PARIS--Perfusion of an isolated limb with tumor necrosis factor (TNF)- alpha and melphalan (Alkeran) can avoid amputation in more than 80% of patients with nonresectable soft tissue sarcomas of the extremities, Alexander Eggermont, MD, PhD, reported at the Sixth International Congress on Anti-Cancer Treatment (ICACT).
PARIS--Perfusion of an isolated limb with tumor necrosis factor(TNF)- alpha and melphalan (Alkeran) can avoid amputation in morethan 80% of patients with nonresectable soft tissue sarcomas ofthe extremities, Alexander Eggermont, MD, PhD, reported at theSixth International Congress on Anti-Cancer Treatment (ICACT).

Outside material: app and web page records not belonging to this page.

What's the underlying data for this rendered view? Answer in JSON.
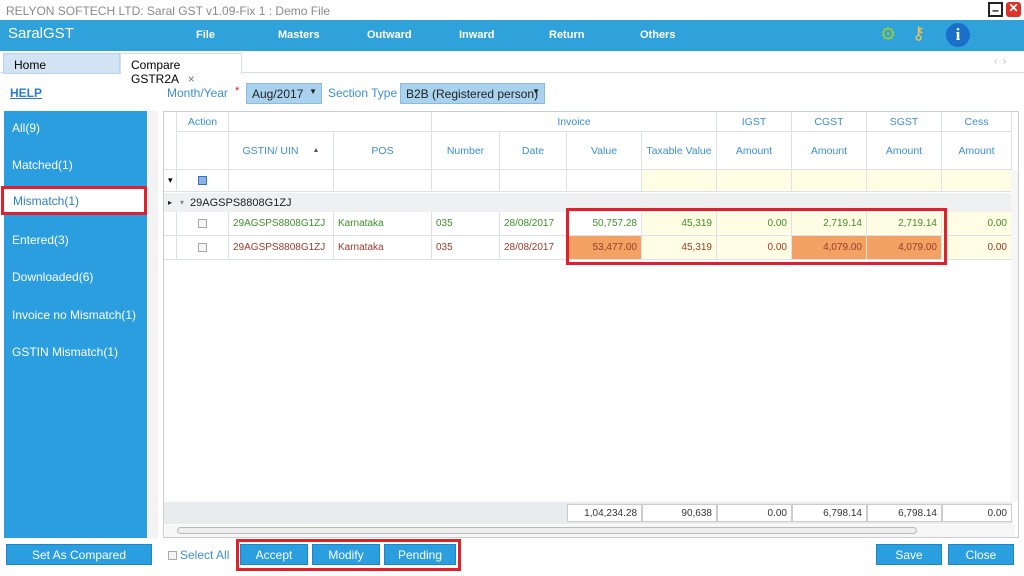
{
  "window": {
    "title": "RELYON SOFTECH LTD: Saral GST v1.09-Fix 1 : Demo File"
  },
  "brand": {
    "logo": "SaralGST"
  },
  "menu": [
    "File",
    "Masters",
    "Outward",
    "Inward",
    "Return",
    "Others"
  ],
  "toolbar_icons": [
    "settings-gear-icon",
    "key-icon",
    "info-icon"
  ],
  "tabs": [
    {
      "label": "Home"
    },
    {
      "label": "Compare GSTR2A"
    }
  ],
  "filters": {
    "help": "HELP",
    "month_label": "Month/Year",
    "required": "*",
    "month_value": "Aug/2017",
    "section_label": "Section Type",
    "section_value": "B2B (Registered person)"
  },
  "sidebar": {
    "items": [
      "All(9)",
      "Matched(1)",
      "Mismatch(1)",
      "Entered(3)",
      "Downloaded(6)",
      "Invoice no Mismatch(1)",
      "GSTIN Mismatch(1)"
    ],
    "selected": "Mismatch(1)"
  },
  "grid": {
    "group_headers": {
      "action": "Action",
      "invoice": "Invoice",
      "igst": "IGST",
      "cgst": "CGST",
      "sgst": "SGST",
      "cess": "Cess"
    },
    "columns": [
      "GSTIN/ UIN",
      "POS",
      "Number",
      "Date",
      "Value",
      "Taxable Value",
      "Amount",
      "Amount",
      "Amount",
      "Amount"
    ],
    "group": "29AGSPS8808G1ZJ",
    "rows": [
      [
        "29AGSPS8808G1ZJ",
        "Karnataka",
        "035",
        "28/08/2017",
        "50,757.28",
        "45,319",
        "0.00",
        "2,719.14",
        "2,719.14",
        "0.00"
      ],
      [
        "29AGSPS8808G1ZJ",
        "Karnataka",
        "035",
        "28/08/2017",
        "53,477.00",
        "45,319",
        "0.00",
        "4,079.00",
        "4,079.00",
        "0.00"
      ]
    ],
    "totals": [
      "1,04,234.28",
      "90,638",
      "0.00",
      "6,798.14",
      "6,798.14",
      "0.00"
    ]
  },
  "footer": {
    "set_as_compared": "Set As Compared",
    "select_all": "Select All",
    "accept": "Accept",
    "modify": "Modify",
    "pending": "Pending",
    "save": "Save",
    "close": "Close"
  },
  "colors": {
    "accent": "#2b9ee0",
    "mismatch": "#f3a264",
    "highlight": "#e0202b"
  }
}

TNF-alpha may work by stimulating the immune system, but its maintarget is the endothelial cells of tumor vessels. "TNF-alphahas been used in patients with sarcoma and melanoma, but any tumorwith a decent vascular bed should respond," said Dr. Eggermont,of the Daniel den Hoed Cancer Clinic, Rotterdam.
He explained that, by connecting the main vein and artery of thelimb to a heart-lung machine and applying a tourniquet, the limbcan be exposed to extremely high doses of the two agents--dosesthat would be toxic if given systemically.
"With this type of delivery system, you can deliver to thetumor drug concentrations that are 20- to 50-fold the concentrationsreached when the two drugs are administered intravenously,"Dr. Egger-mont said. "This is true dose intensification,"he added.
Dr. Eggermont stressed that, realistically speaking, the goalof the procedure is to preserve the limb rather than prolong survival,since most of these patients have grade III sarcomas, a quarterhave multiple tumors, and more than a quarter have systemic metastasesat the time of limb perfusion.
The 125 patients in this multicenter European trial received TNF-alpha,3 mg (for lesions in the arm) or 4 mg (for lesions in the leg),for 90 minutes at a temperature of 38° to 39°C, with10 to 13 mg/L of mel-phalan added for the last 60 minutes of theinfusion.
Although the first 55 patients had been primed with subcutaneousinterferon-gamma, the investigators have since dispensed withthis pretreatment regimen.
Isolated limb perfusion yielded a histopathologically confirmedcomplete response rate of nearly 30% and a partial response rateof 50%, resulting in an overall limb salvage rate of 81%, Dr.Eggermont reported.
"No matter how many previous treatments patients may havereceived, they are still likely to respond very well to the TNF-alpha/melphalancombination," he said.
Local recurrences were documented in only 6% of patients withone tumor who were able to undergo resection after isolated limbperfusion, in 18% of patients with one tumor who did not undergosubsequent resection, and in 46% of patients with multiple tumors.
Severe regional toxicity occurred in 7% of patients, and grade3 to 4 systemic toxicity was likewise rare, he said.
Dr. Eggermont believes that systemic toxicity was overestimatedin early studies of isolated limb perfusion with TNF-alpha becauseleakage had not been adequately monitored and controlled.
He pointed out that by putting radiolabeled erythrocytes or albumininto the circuit and continuously monitoring gamma counts abovethe heart, more than 80% of procedures can be carried out withoutleakage.
TNF-alpha has a selective destructive effect on the vasculatureof the tumor, Dr. Eggermont said. Often, he added, large softtissue sarcomas in the extremities are hypervascular. The tumor-associatedvessels are destroyed by an isolated limb perfusion with the combinationof TNF-alpha and melphalan (see figures ).
Dr. Eggermont underscored the need to use TNF-alpha and melphalanin combination. He cited animal studies showing no inhibitionof tumor growth after isolated limb perfusion with TNF-alpha alone,and only a short period of stable disease after isolated limbperfusion with melphalan alone. The combination regimen, however,resulted in complete remissions in 75% of the rats.